Obviously, there are many possibilities for the Argentine Securities Market to participate in the structuring and issuance of fixed and / or variable income instruments to finance infrastructure projects under the PPP system.
5. What has the National Government decided to do in terms of road infrastructure projects? Will the PPP system be applied?
The National Government has decided to use the new PPP system in the execution of capacity expansion projects on national routes and repaving works. For this, it has established a total of 13 road corridors and two "mega bridges" that are expected to be executed under PPP contracts. Table 2 shows the road corridors, the national routes included, lengths and annual average daily traffic (AADT) as of 2016.
6. What are the main differences between the new PPP system and the previous road concession scheme?
The traditional systems of public works and/or concession of public works will not cease to exist according to article N° 2 of the PPP law. The PPP contract regime is alternative and the State may choose it or another more convenient system to meet public needs, as the case may be.
In the execution of the road corridors that will be implemented soon by PPP, the current system of concessions of the road network would be abandoned. The Ministry of Transportation of the Nation explained the difference between both alternatives, and we have detailed them in table N° 3.
As can be seen, in the new PPP system the contractual term becomes 15 years, when in the previous road concession system it was no longer 6 years. The extension of this term has to do with the nature of the works. In the previous system, the concessionaire was not in charge of either the execution of capacity expansion works or resurfacing works. In the new PPP system, on the other hand, the contractor is obliged to execute the capacity expansion and resurfacing works. The financing of these works -in the previous system- was 100% in charge of the National State. Typically, private sector contractors will be responsible for these tasks under the new PPP system. In relation to the risks that the concessionaire should assume, in the previous system they were minimal. In the new PPP system, the Construction, Maintenance and Financing risks are open to be totally under the responsibility of the Contractor.In the rest of the differences related to the operation and maintenance cost, tariffs and income of the contractor can be evaluated in table N ° 3 that records the information of the Ministry.
7. What are the road works that the National Government expects to execute in the first stage of the PPP system?

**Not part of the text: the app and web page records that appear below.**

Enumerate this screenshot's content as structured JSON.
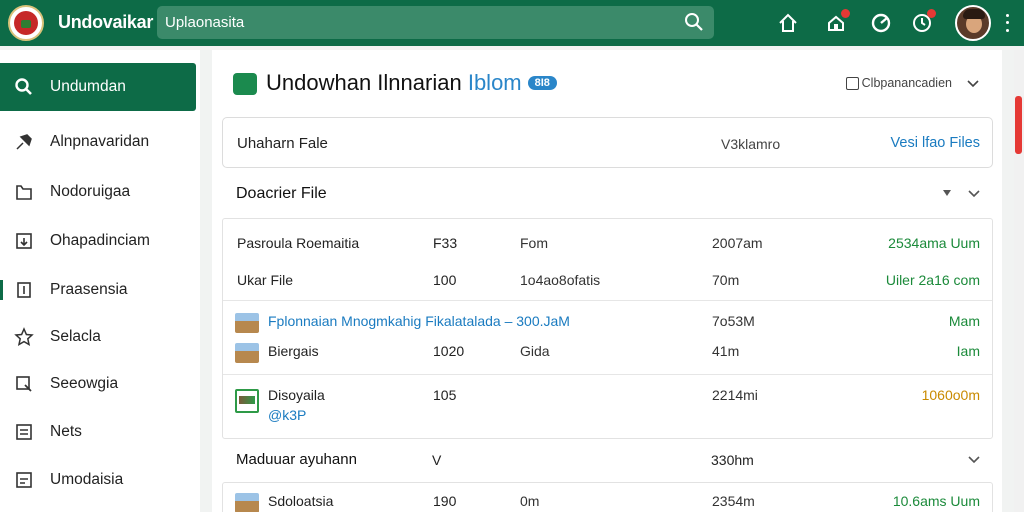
{
  "app": {
    "brand": "Undovaikar"
  },
  "search": {
    "value": "Uplaonasita",
    "placeholder": ""
  },
  "topbar": {
    "icons": [
      "home-icon",
      "notifications-icon",
      "refresh-icon",
      "clock-icon"
    ]
  },
  "sidebar": {
    "items": [
      {
        "label": "Undumdan",
        "icon": "search-icon",
        "active": true
      },
      {
        "label": "Alnpnavaridan",
        "icon": "pin-icon"
      },
      {
        "label": "Nodoruigaa",
        "icon": "folder-icon"
      },
      {
        "label": "Ohapadinciam",
        "icon": "download-icon"
      },
      {
        "label": "Praasensia",
        "icon": "document-icon"
      },
      {
        "label": "Selacla",
        "icon": "star-icon"
      },
      {
        "label": "Seeowgia",
        "icon": "share-icon"
      },
      {
        "label": "Nets",
        "icon": "list-icon"
      },
      {
        "label": "Umodaisia",
        "icon": "inbox-icon"
      }
    ]
  },
  "main": {
    "title": "Undowhan Ilnnarian",
    "title_accent": "Iblom",
    "badge": "8I8",
    "menu_label": "Clbpanancadien",
    "header": {
      "label": "Uhaharn Fale",
      "mid": "V3klamro",
      "link": "Vesi lfao Files"
    },
    "section1": {
      "label": "Doacrier File"
    },
    "section2": {
      "label": "Maduuar ayuhann",
      "mid": "V",
      "size": "330hm"
    },
    "rows": {
      "r1": {
        "name": "Pasroula Roemaitia",
        "num": "F33",
        "type": "Fom",
        "size": "2007am",
        "status": "2534ama Uum"
      },
      "r2": {
        "name": "Ukar File",
        "num": "100",
        "type": "1o4ao8ofatis",
        "size": "70m",
        "status": "Uiler 2a16 com"
      },
      "r3": {
        "name": "Fplonnaian Mnogmkahig Fikalatalada – 300.JaM",
        "size": "7o53M",
        "status": "Mam"
      },
      "r4": {
        "name": "Biergais",
        "num": "1020",
        "type": "Gida",
        "size": "41m",
        "status": "Iam"
      },
      "r5": {
        "name": "Disoyaila",
        "sub": "@k3P",
        "num": "105",
        "size": "2214mi",
        "status": "1060o0m"
      },
      "r6": {
        "name": "Sdoloatsia",
        "num": "190",
        "type": "0m",
        "size": "2354m",
        "status": "10.6ams Uum"
      }
    }
  },
  "colors": {
    "brand": "#0d6b47",
    "link": "#1a7bc0",
    "ok": "#1b8a3a",
    "warn": "#c98a00"
  }
}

Table 4 shows the main road works planned for the first stage of the Public-Private Partnership system. Works in the first stage would be executed for US$ 8,058 million in six corridors: A, B, C, E, F and Southern Road. With regard to the works that would benefit the Gran Rosario (in terms of the road corridor E), the following works are planned to be carried out in this first stage:
● RN N° 9: Construction of a third lane on the Buenos Aires-Rosario highway between Zárate and Baradero.
● RN N° 9: Construction of a third lane on the Buenos Aires-Rosario highway between San Nicolás and Rosario.
● Connection Work Access to Rosario Airport. Construction of two roads of 3.65 m wide each with a total length of 16 km.
● RN A012: Construction of a highway between the RN N° 9 and the RN N° 11. It consists of the construction of a new roadway of 7.30 m wide (with two lanes) with a total length of 68 km. Expected construction period: 3/4 years.
● New National Route N° 11 (1V-11): New highway by the current route of the Cremeria, the RP 10 and the Estanislao Lopez Avenue up to Timbúes to connect with the National Route 11. This route would allow for better accessibility to ports in San Martín and Timbúes, driving trucks carrying grains away from residential areas.
Another crucial work that would greatly benefit the Greater Rosario Area within the “F” road corridor is the restoration of the slabs on the Rosario-Córdoba Highway.